Most of the battles players enter are related to the story, but there are a wide variety of optional battles that can be entered if certain conditions are met. Some are as simple to trigger as just walking up to a certain spot on the map, which features pathways as seen on the map in later Super Mario Bros. titles, while others require preconditions to be fulfilled before intransigent units will become pugilistic. There is also a bounty hunting sidequest that gives players the incentive to track down hidden miscreants and bring them to puzzly justice, which is a generally profitable pastime if the couple of outlaws I reined in are any indication.

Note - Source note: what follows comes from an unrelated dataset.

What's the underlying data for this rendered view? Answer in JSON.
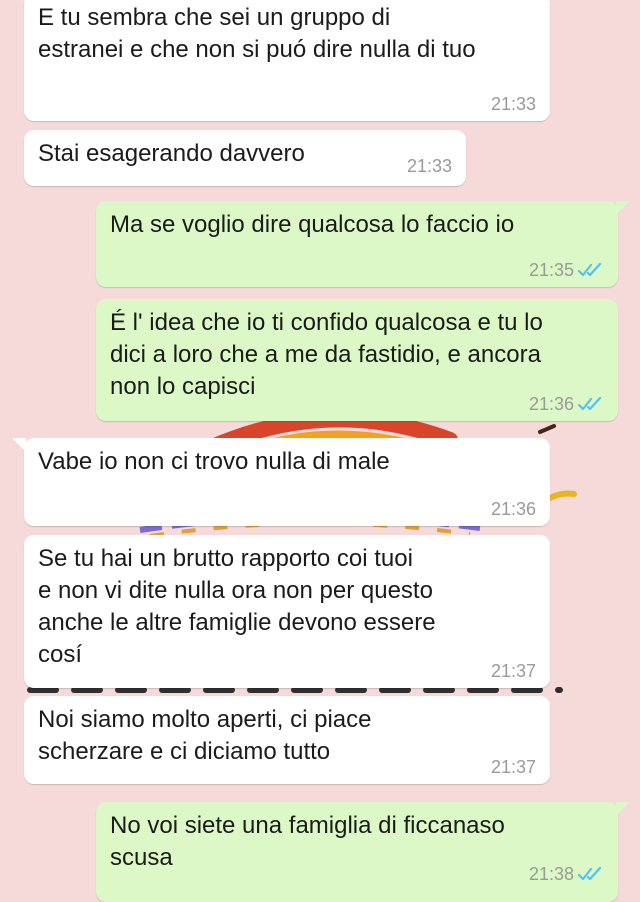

Beyond a well-executed battle system, Clash of Heroes is also very polished in its presentation. Capybara's other big title, Critter Crunch, features lush, colourful graphics in an art style that I would have to call heavily influenced by anime. This seems to be the case with Clash of Heroes too, though that isn't to say that the two games necessarily look anything alike. The artwork is beautiful, and the character portraits expressive. The interface art, meanwhile, is clean and aids in the overall efficiency of the menu, which is considerable. Most screens can be accessed in one button push or less, and there isn't very much item juggling to do. Players have the option of equipping one artifact, such as a trinket I found that will resurrect you once upon death with 25% health. You can also decide which units to use in their available unit slots; there are three available slots for small units, two medium and one large, so deciding which units to use is an important part of battle strategy as some types are unsuited for certain encounters.
All in all, from what I've seen, Clash of Heroes looks like it's going to be a surefire hit when it is released. At the time of our interview the date had not been set, but in the intervening days it would appear Ubisoft has sorted out its busy fourth quarter release schedule and opted for a release date of October 8th for Clash of Heroes. With that sorted, I must say, it was great to get a chance to play this title, and I'd like to extend my thanks to Nathan, Kris, Greg, and everyone at Capybara Games for taking the time to give us a firsthand look at Clash of Heroes. Be sure to read Sam's impression, and check out our interview and other coverage for Clash of Heroes.